Connecticut unemployment rate over time

Connecticut’s unemployment dropped slightly from 5.7 to 5.6 percent in August as the state added 300 jobs, the Department of Labor reported Monday.

The new unemployment rate still remained higher in August than the 5.3 percent rate of one year ago.

“A relatively quiet month in Connecticut’s labor market as our unemployment rate continues to decline for the second consecutive month,” said Andy Condon, director of the labor department’s Office of Research.

Connecticut, which has added 18,600 positions over the past 12 months, still has not recovered all jobs — or even all private-sector jobs — lost in the last recession, lagging well behind the national average.

The state has recovered 103,200, or 92.4 percent of private-sector jobs lost, and 96,600 or 81.1 percent of all jobs lost in the last recession, which ended six-and-a-half years ago.
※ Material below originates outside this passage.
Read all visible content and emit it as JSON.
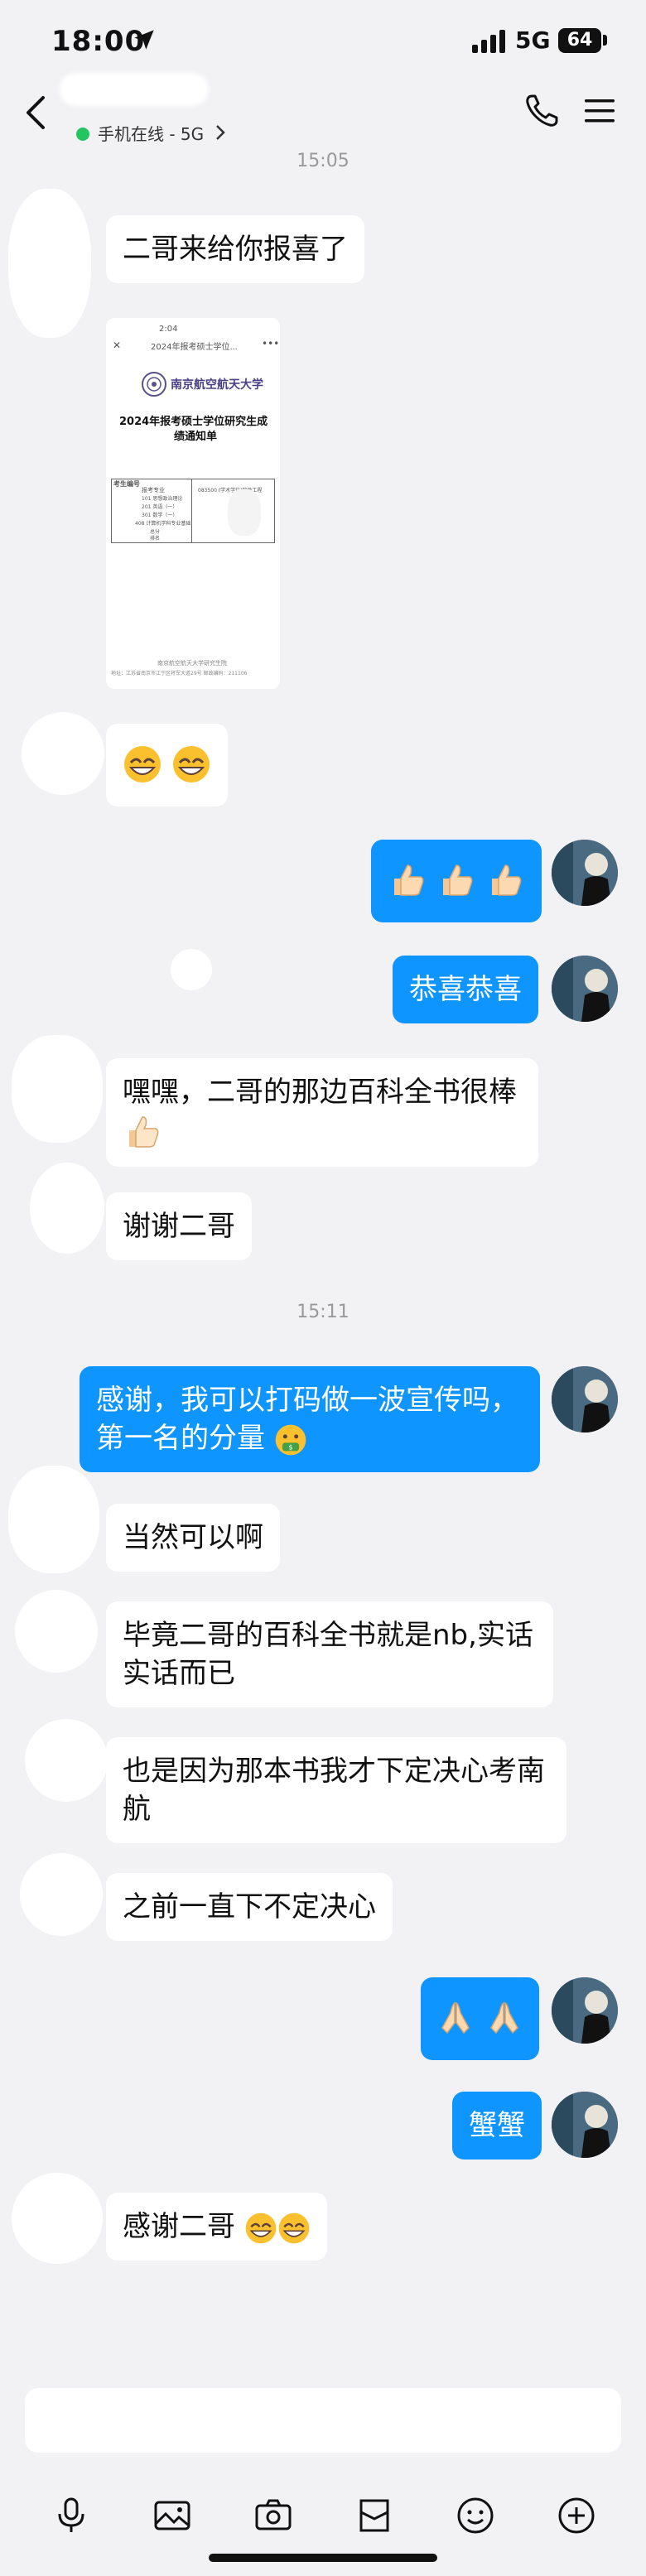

Four of the state’s 10 major industry super-sectors added jobs in August, led by education and health services, which added 2,000 positions. Gains also were recorded in the government, leisure and hospitality, and information super-sectors.

The largest loss was recorded in construction and mining, which was down 1,700 jobs. Losses also were recorded in: professional and business services; financial activities; manufacturing; trade, transportation and utilities; and other services.

The Connecticut Business and Industry Association decried the report.

CBIA economist Peter Gioia called it “bitterly disappointing, noting that the net gain of 300 jobs largely was driven by 1,800 jobs added in the government sector against 1,500 jobs lost in the private sector.

“These numbers show that the state economy’s foundation needs to be fortified, he said.  “… On balance, this is a report we wish we didn’t get.”

All four of the state’s labor market areas gained jobs.

Average hourly earnings in Connecticut were $30.39 per hour, up $1.04 or 3.5 percent.

Connecticut unemployment rate over time
Connecticut unemployment rate over time

Keith has spent most of his 31 years as a reporter specializing in state government finances, analyzing such topics as income tax equity, waste in government and the complex funding systems behind Connecticut’s transportation and social services networks. He has been the state finances reporter at CT Mirror since it launched in 2010. Prior to joining CT Mirror Keith was State Capitol bureau chief for The Journal Inquirer of Manchester, a reporter for the Day of New London, and a former contributing writer to The New York Times. Keith is a graduate of and a former journalism instructor at the University of Connecticut.

Leave a comment